PORT NECHES, Texas — Officials in a Texas city have sold a plot of land surrounding a controversial cross to a local church to avoid a lawsuit from a professing atheist organization.
As previously reported, the cross at issue, a 10-foot cement monument, sits in Riverfront Park in Port Neches, and has done so for over 45 years. But the Wisconsin-based Freedom from Religion Foundation (FFRF) took issue with the monument after it received a complaint from a “concerned citizen” about the presence of the cross.
“The government’s permanent display of a Latin cross on public land is unconstitutional,” its letter to Mayor Glenn Johnson last November stated. “The display of this patently religious symbol on public property confers government endorsement of Christianity, a blatant violation of the Establishment Clause.”
The organization then demanded the removal of the cross.
“We ask you to remove the cross from Port Neches Riverfront Park immediately or direct the display [to] be moved to a more appropriate private location,” it said.
Area residents rallied in support of keeping the cross, with hundreds placing white crosses in their own yards. Johnson vowed not to capitulate to the atheist demands.

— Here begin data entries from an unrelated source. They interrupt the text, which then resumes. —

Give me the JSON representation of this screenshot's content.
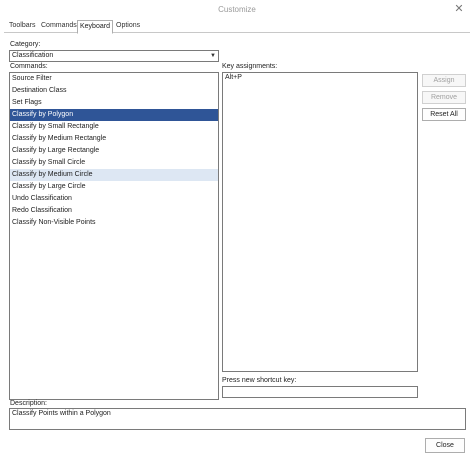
{
  "window": {
    "title": "Customize",
    "close_glyph": "✕"
  },
  "tabs": [
    {
      "label": "Toolbars"
    },
    {
      "label": "Commands"
    },
    {
      "label": "Keyboard",
      "active": true
    },
    {
      "label": "Options"
    }
  ],
  "category": {
    "label": "Category:",
    "selected": "Classification"
  },
  "commands": {
    "label": "Commands:",
    "items": [
      {
        "label": "Source Filter"
      },
      {
        "label": "Destination Class"
      },
      {
        "label": "Set Flags"
      },
      {
        "label": "Classify by Polygon",
        "state": "selected"
      },
      {
        "label": "Classify by Small Rectangle"
      },
      {
        "label": "Classify by Medium Rectangle"
      },
      {
        "label": "Classify by Large Rectangle"
      },
      {
        "label": "Classify by Small Circle"
      },
      {
        "label": "Classify by Medium Circle",
        "state": "hover"
      },
      {
        "label": "Classify by Large Circle"
      },
      {
        "label": "Undo Classification"
      },
      {
        "label": "Redo Classification"
      },
      {
        "label": "Classify Non-Visible Points"
      }
    ]
  },
  "key_assignments": {
    "label": "Key assignments:",
    "items": [
      "Alt+P"
    ]
  },
  "shortcut": {
    "label": "Press new shortcut key:",
    "value": ""
  },
  "buttons": {
    "assign": "Assign",
    "remove": "Remove",
    "reset_all": "Reset All",
    "close": "Close"
  },
  "description": {
    "label": "Description:",
    "text": "Classify Points within a Polygon"
  },
  "colors": {
    "selection": "#2f5597",
    "hover": "#dde7f3",
    "border": "#7a7a7a"
  }
}
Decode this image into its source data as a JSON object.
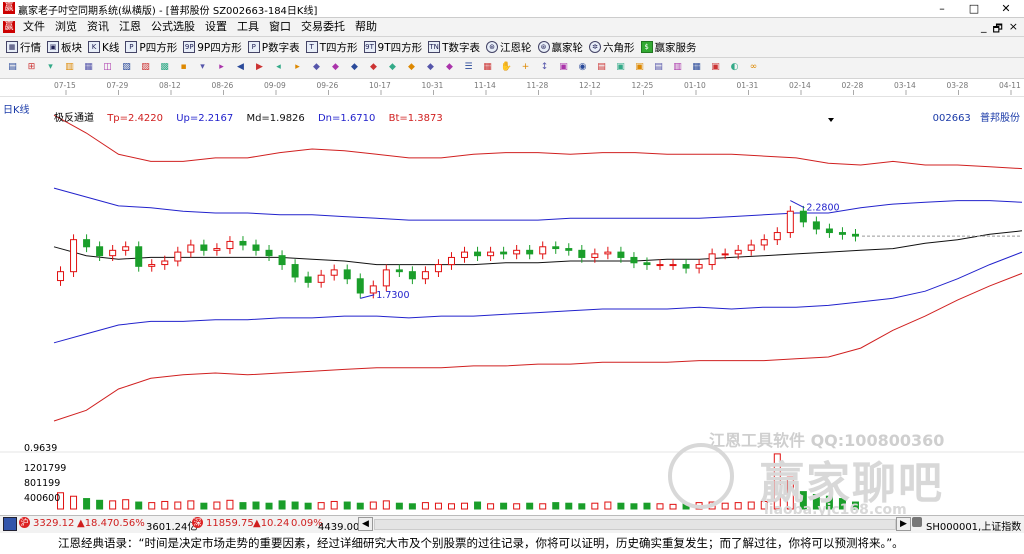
{
  "window": {
    "logo_glyph": "赢",
    "title": "赢家老子吋空同期系统(纵横版) - [普邦股份  SZ002663-184日K线]",
    "minimize_label": "–",
    "maximize_label": "□",
    "close_label": "✕"
  },
  "menubar": {
    "logo_glyph": "赢",
    "items": [
      "文件",
      "浏览",
      "资讯",
      "江恩",
      "公式选股",
      "设置",
      "工具",
      "窗口",
      "交易委托",
      "帮助"
    ],
    "mdi_minimize": "_",
    "mdi_restore": "🗗",
    "mdi_close": "×"
  },
  "toolbar1": {
    "items": [
      {
        "icon": "grid-icon",
        "glyph": "▦",
        "label": "行情"
      },
      {
        "icon": "blocks-icon",
        "glyph": "▣",
        "label": "板块"
      },
      {
        "icon": "k-line-icon",
        "glyph": "K",
        "label": "K线"
      },
      {
        "icon": "p-box-icon",
        "glyph": "P",
        "label": "P四方形"
      },
      {
        "icon": "9p-box-icon",
        "glyph": "9P",
        "label": "9P四方形"
      },
      {
        "icon": "p-numbers-icon",
        "glyph": "P",
        "label": "P数字表"
      },
      {
        "icon": "t-box-icon",
        "glyph": "T",
        "label": "T四方形"
      },
      {
        "icon": "9t-box-icon",
        "glyph": "9T",
        "label": "9T四方形"
      },
      {
        "icon": "t-numbers-icon",
        "glyph": "TN",
        "label": "T数字表"
      },
      {
        "icon": "gann-wheel-icon",
        "glyph": "⊛",
        "label": "江恩轮"
      },
      {
        "icon": "winner-wheel-icon",
        "glyph": "⊛",
        "label": "赢家轮"
      },
      {
        "icon": "hexagon-icon",
        "glyph": "✲",
        "label": "六角形"
      },
      {
        "icon": "service-icon",
        "glyph": "$",
        "label": "赢家服务"
      }
    ]
  },
  "toolbar2": {
    "icons": [
      "▤",
      "⊞",
      "▾",
      "▥",
      "▦",
      "◫",
      "▧",
      "▨",
      "▩",
      "▪",
      "▾",
      "▸",
      "◀",
      "▶",
      "◂",
      "▸",
      "◆",
      "◆",
      "◆",
      "◆",
      "◆",
      "◆",
      "◆",
      "◆",
      "☰",
      "▦",
      "✋",
      "+",
      "↕",
      "▣",
      "◉",
      "▤",
      "▣",
      "▣",
      "▤",
      "▥",
      "▦",
      "▣",
      "◐",
      "∞"
    ]
  },
  "timeline": {
    "period_label": "日K线",
    "dates": [
      "07-15",
      "07-29",
      "08-12",
      "08-26",
      "09-09",
      "09-26",
      "10-17",
      "10-31",
      "11-14",
      "11-28",
      "12-12",
      "12-25",
      "01-10",
      "01-31",
      "02-14",
      "02-28",
      "03-14",
      "03-28",
      "04-11"
    ]
  },
  "indicator": {
    "name": "极反通道",
    "tp": "Tp=2.4220",
    "up": "Up=2.2167",
    "md": "Md=1.9826",
    "dn": "Dn=1.6710",
    "bt": "Bt=1.3873",
    "stock_code": "002663",
    "stock_name": "普邦股份"
  },
  "chart_data": {
    "type": "candlestick",
    "title": "极反通道",
    "y_min_label": "0.9639",
    "annotations": [
      {
        "text": "2.2800",
        "kind": "high"
      },
      {
        "text": "1.7300",
        "kind": "low"
      }
    ],
    "volume_ticks": [
      "1201799",
      "801199",
      "400600"
    ],
    "series_colors": {
      "tp": "#d02020",
      "up": "#2222cc",
      "md": "#111111",
      "dn": "#2222cc",
      "bt": "#d02020",
      "up_candle": "#e01010",
      "down_candle": "#1a9e2a"
    },
    "price_ylim": [
      0.95,
      2.75
    ],
    "channel_samples": {
      "tp": [
        2.76,
        2.66,
        2.54,
        2.5,
        2.5,
        2.52,
        2.52,
        2.55,
        2.57,
        2.56,
        2.54,
        2.52,
        2.52,
        2.54,
        2.55,
        2.55,
        2.54,
        2.55,
        2.55,
        2.54,
        2.54,
        2.54,
        2.53,
        2.52,
        2.49,
        2.48,
        2.5,
        2.48,
        2.48,
        2.47,
        2.46
      ],
      "up": [
        2.35,
        2.3,
        2.25,
        2.24,
        2.22,
        2.21,
        2.21,
        2.2,
        2.2,
        2.19,
        2.18,
        2.17,
        2.17,
        2.17,
        2.17,
        2.17,
        2.18,
        2.18,
        2.18,
        2.18,
        2.18,
        2.19,
        2.2,
        2.21,
        2.21,
        2.24,
        2.26,
        2.27,
        2.28,
        2.28,
        2.27
      ],
      "md": [
        2.02,
        1.97,
        1.95,
        1.96,
        1.96,
        1.96,
        1.96,
        1.96,
        1.95,
        1.94,
        1.92,
        1.92,
        1.92,
        1.92,
        1.93,
        1.93,
        1.94,
        1.94,
        1.94,
        1.95,
        1.95,
        1.96,
        1.97,
        1.98,
        1.99,
        2.0,
        2.01,
        2.04,
        2.06,
        2.09,
        2.11
      ],
      "dn": [
        1.48,
        1.53,
        1.58,
        1.6,
        1.6,
        1.61,
        1.61,
        1.62,
        1.62,
        1.63,
        1.63,
        1.62,
        1.63,
        1.63,
        1.64,
        1.65,
        1.66,
        1.67,
        1.67,
        1.67,
        1.68,
        1.67,
        1.68,
        1.68,
        1.69,
        1.71,
        1.73,
        1.77,
        1.84,
        1.92,
        1.99
      ],
      "bt": [
        1.04,
        1.1,
        1.22,
        1.28,
        1.3,
        1.31,
        1.3,
        1.31,
        1.32,
        1.33,
        1.34,
        1.34,
        1.34,
        1.35,
        1.35,
        1.36,
        1.36,
        1.37,
        1.37,
        1.37,
        1.38,
        1.38,
        1.38,
        1.39,
        1.4,
        1.45,
        1.55,
        1.63,
        1.72,
        1.8,
        1.87
      ]
    },
    "candle_closes": [
      1.88,
      2.06,
      2.02,
      1.97,
      2.0,
      2.02,
      1.91,
      1.92,
      1.94,
      1.99,
      2.03,
      2.0,
      2.01,
      2.05,
      2.03,
      2.0,
      1.97,
      1.92,
      1.85,
      1.82,
      1.86,
      1.89,
      1.84,
      1.76,
      1.8,
      1.89,
      1.88,
      1.84,
      1.88,
      1.92,
      1.96,
      1.99,
      1.97,
      1.99,
      1.98,
      2.0,
      1.98,
      2.02,
      2.01,
      2.0,
      1.96,
      1.98,
      1.99,
      1.96,
      1.93,
      1.92,
      1.92,
      1.92,
      1.9,
      1.92,
      1.98,
      1.98,
      2.0,
      2.03,
      2.06,
      2.1,
      2.22,
      2.16,
      2.12,
      2.1,
      2.09,
      2.08
    ],
    "volumes": [
      0.28,
      0.22,
      0.18,
      0.15,
      0.14,
      0.16,
      0.12,
      0.11,
      0.13,
      0.12,
      0.14,
      0.1,
      0.12,
      0.15,
      0.11,
      0.12,
      0.1,
      0.14,
      0.12,
      0.1,
      0.11,
      0.13,
      0.12,
      0.1,
      0.12,
      0.14,
      0.1,
      0.09,
      0.11,
      0.1,
      0.09,
      0.1,
      0.12,
      0.09,
      0.1,
      0.09,
      0.1,
      0.09,
      0.11,
      0.1,
      0.09,
      0.1,
      0.12,
      0.1,
      0.09,
      0.1,
      0.09,
      0.08,
      0.1,
      0.11,
      0.12,
      0.1,
      0.11,
      0.12,
      0.13,
      0.95,
      0.55,
      0.3,
      0.25,
      0.22,
      0.18,
      0.12
    ]
  },
  "watermark": {
    "line1": "江恩工具软件  QQ:100800360",
    "line2": "赢家聊吧",
    "line3": "liaoba.yjc168.com"
  },
  "statusbar": {
    "sh_index": "3329.12",
    "sh_change": "▲18.47",
    "sh_pct": "0.56%",
    "sh_amount": "3601.24亿",
    "sz_index": "11859.75",
    "sz_change": "▲10.24",
    "sz_pct": "0.09%",
    "sz_amount": "4439.00亿",
    "right_code": "SH000001,上证指数"
  },
  "quote": {
    "text": "江恩经典语录：“时间是决定市场走势的重要因素，经过详细研究大市及个别股票的过往记录，你将可以证明，历史确实重复发生；而了解过往，你将可以预测将来。”。"
  }
}
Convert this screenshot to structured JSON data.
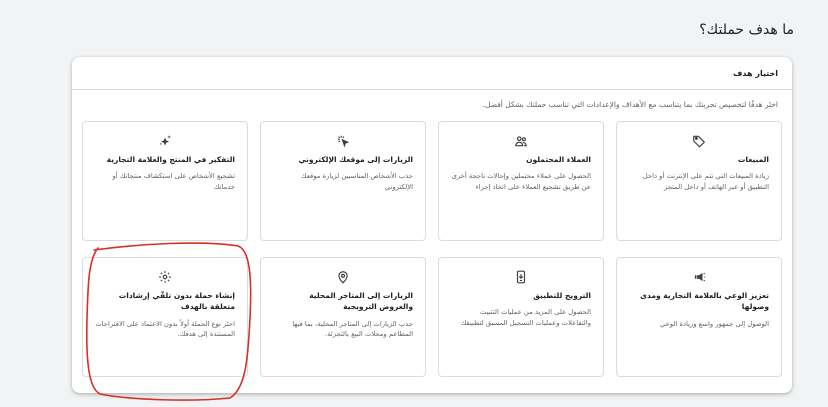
{
  "page": {
    "heading": "ما هدف حملتك؟"
  },
  "panel": {
    "title": "اختيار هدف",
    "description": "اختَر هدفًا لتخصيص تجربتك بما يتناسب مع الأهداف والإعدادات التي تناسب حملتك بشكل أفضل."
  },
  "cards": [
    {
      "icon": "tag-icon",
      "title": "المبيعات",
      "desc": "زيادة المبيعات التي تتم على الإنترنت أو داخل التطبيق أو عبر الهاتف أو داخل المتجر"
    },
    {
      "icon": "people-icon",
      "title": "العملاء المحتملون",
      "desc": "الحصول على عملاء محتملين وإحالات ناجحة أخرى عن طريق تشجيع العملاء على اتخاذ إجراء"
    },
    {
      "icon": "cursor-click-icon",
      "title": "الزيارات إلى موقعك الإلكتروني",
      "desc": "جذب الأشخاص المناسبين لزيارة موقعك الإلكتروني"
    },
    {
      "icon": "sparkle-icon",
      "title": "التفكير في المنتج والعلامة التجارية",
      "desc": "تشجيع الأشخاص على استكشاف منتجاتك أو خدماتك"
    },
    {
      "icon": "megaphone-icon",
      "title": "تعزيز الوعي بالعلامة التجارية ومدى وصولها",
      "desc": "الوصول إلى جمهور واسع وزيادة الوعي"
    },
    {
      "icon": "phone-app-icon",
      "title": "الترويج للتطبيق",
      "desc": "الحصول على المزيد من عمليات التثبيت والتفاعلات وعمليات التسجيل المسبق لتطبيقك"
    },
    {
      "icon": "location-pin-icon",
      "title": "الزيارات إلى المتاجر المحلية والعروض الترويجية",
      "desc": "جذب الزيارات إلى المتاجر المحلية، بما فيها المطاعم ومحلات البيع بالتجزئة."
    },
    {
      "icon": "gear-icon",
      "title": "إنشاء حملة بدون تلقّي إرشادات متعلقة بالهدف",
      "desc": "اختَر نوع الحملة أولاً بدون الاعتماد على الاقتراحات المستندة إلى هدفك."
    }
  ],
  "colors": {
    "annotation": "#d93025",
    "icon": "#3c4043"
  }
}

“I want to make it perfectly clear to the citizens of Port Neches specifically that this mayor and this city council will not fold, it will not bend, it will not roll over,” he told reporters. “We’re going to fight this all the way. And if it goes to court, then it goes to court. And we’ll fight it there as well.”
But according to reports, the city has been considering its options, and decided to sell the plot of land surrounding the cross to a local church, which would then make the area owned by a private entity. Both the cross and a 20 x 20 space surrounding the monument were purchased by First United Methodist Church of Port Neches.
“We found a section in the local government code that allows the sale of property to a religious organization, as long as that organization owns land within the municipality and there’s an agreement to revitalize that land,” Port Neches City Attorney Lance Bradley told 12News Now.
“I don’t think we’d categorize it in any particular manner,” City Manager Andre Wimer also stated. “We looked at a number of options and this is the direction that city council decided to proceed.”
FFRF considers the sale a “victory,” but said that it is investigating the sale further as it is skeptical about the plot of land selling for only $100.
“The action to remove the Christian symbol from the public park is certainly a step in the right direction,” attorney Rebecca Markert told local television station KDFM. “FFRF will be looking into the details of the land sale to ensure the law was followed. If it is determined that the sale did not go through the proper process and the purpose was to save a religious symbol, then it’s not a closed case.”
Area residents state that they are glad that the cross will remain in Riverfront Park.